● **What the task requires**
Search the material and gather each line with "Insert" in it.

● **Dataset entries**
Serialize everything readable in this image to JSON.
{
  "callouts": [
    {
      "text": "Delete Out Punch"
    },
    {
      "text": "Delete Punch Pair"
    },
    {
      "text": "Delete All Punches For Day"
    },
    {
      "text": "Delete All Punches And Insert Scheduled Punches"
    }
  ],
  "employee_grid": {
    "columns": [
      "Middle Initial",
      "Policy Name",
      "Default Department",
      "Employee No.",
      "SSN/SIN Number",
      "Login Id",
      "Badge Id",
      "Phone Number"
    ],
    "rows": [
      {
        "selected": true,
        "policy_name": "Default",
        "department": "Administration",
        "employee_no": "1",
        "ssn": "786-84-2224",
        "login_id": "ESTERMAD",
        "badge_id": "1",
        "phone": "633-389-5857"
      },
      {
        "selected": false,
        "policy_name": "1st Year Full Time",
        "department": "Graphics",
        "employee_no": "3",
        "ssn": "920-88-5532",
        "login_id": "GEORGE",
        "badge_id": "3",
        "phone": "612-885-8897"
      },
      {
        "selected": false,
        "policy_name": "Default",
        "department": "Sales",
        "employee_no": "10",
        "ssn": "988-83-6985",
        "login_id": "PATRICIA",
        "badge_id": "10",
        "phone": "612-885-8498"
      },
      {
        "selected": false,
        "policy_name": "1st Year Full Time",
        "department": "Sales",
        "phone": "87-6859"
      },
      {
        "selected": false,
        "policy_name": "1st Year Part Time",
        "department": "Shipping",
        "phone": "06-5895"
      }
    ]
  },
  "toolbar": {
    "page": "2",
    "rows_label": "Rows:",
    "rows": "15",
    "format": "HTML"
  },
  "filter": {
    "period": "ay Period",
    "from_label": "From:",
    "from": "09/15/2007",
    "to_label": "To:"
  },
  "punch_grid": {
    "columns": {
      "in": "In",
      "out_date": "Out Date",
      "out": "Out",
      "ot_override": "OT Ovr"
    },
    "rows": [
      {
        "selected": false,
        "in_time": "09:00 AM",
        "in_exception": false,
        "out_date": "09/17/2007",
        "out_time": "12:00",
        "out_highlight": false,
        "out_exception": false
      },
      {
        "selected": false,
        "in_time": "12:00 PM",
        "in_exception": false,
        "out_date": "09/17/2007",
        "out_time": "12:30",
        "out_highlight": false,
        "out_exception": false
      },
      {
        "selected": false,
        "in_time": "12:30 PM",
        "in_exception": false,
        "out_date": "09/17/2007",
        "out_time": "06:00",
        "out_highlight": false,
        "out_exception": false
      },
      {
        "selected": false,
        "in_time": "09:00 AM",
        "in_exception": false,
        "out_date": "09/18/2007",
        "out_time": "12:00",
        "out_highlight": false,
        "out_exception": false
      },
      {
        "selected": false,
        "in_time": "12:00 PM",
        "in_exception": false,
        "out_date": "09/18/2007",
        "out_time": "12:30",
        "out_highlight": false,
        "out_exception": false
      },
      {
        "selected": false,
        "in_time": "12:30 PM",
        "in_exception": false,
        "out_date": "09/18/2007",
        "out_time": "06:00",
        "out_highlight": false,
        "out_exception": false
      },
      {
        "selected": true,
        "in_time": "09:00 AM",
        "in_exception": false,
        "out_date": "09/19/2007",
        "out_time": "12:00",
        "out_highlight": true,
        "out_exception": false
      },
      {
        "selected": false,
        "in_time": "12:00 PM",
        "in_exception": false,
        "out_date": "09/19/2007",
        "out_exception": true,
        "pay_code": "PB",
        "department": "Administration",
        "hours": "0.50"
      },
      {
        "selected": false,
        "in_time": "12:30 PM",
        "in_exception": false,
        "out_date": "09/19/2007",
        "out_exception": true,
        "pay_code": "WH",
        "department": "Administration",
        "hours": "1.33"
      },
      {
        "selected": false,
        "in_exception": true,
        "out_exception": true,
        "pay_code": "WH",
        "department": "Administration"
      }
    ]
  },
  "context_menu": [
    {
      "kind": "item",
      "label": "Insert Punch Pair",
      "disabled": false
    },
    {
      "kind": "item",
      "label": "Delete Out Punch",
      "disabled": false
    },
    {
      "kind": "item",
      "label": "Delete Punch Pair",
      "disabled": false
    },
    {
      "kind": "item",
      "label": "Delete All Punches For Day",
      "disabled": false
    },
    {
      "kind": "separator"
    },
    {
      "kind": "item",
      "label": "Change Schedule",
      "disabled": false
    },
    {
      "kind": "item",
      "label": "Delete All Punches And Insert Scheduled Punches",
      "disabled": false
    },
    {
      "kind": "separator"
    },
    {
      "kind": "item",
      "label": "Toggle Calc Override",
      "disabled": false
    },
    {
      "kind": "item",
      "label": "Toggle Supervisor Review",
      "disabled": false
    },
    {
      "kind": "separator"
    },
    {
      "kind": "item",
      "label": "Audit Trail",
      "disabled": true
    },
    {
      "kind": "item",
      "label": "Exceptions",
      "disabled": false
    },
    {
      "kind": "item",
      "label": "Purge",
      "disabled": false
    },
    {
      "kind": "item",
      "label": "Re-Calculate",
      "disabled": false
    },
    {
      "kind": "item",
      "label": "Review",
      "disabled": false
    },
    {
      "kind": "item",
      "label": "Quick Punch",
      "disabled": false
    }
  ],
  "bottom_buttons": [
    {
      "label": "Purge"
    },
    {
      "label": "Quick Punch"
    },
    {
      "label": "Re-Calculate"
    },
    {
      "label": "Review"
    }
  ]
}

● **Task solution**
      "text": "Delete All Punches And Insert Scheduled Punches"
      "label": "Insert Punch Pair",
      "label": "Delete All Punches And Insert Scheduled Punches",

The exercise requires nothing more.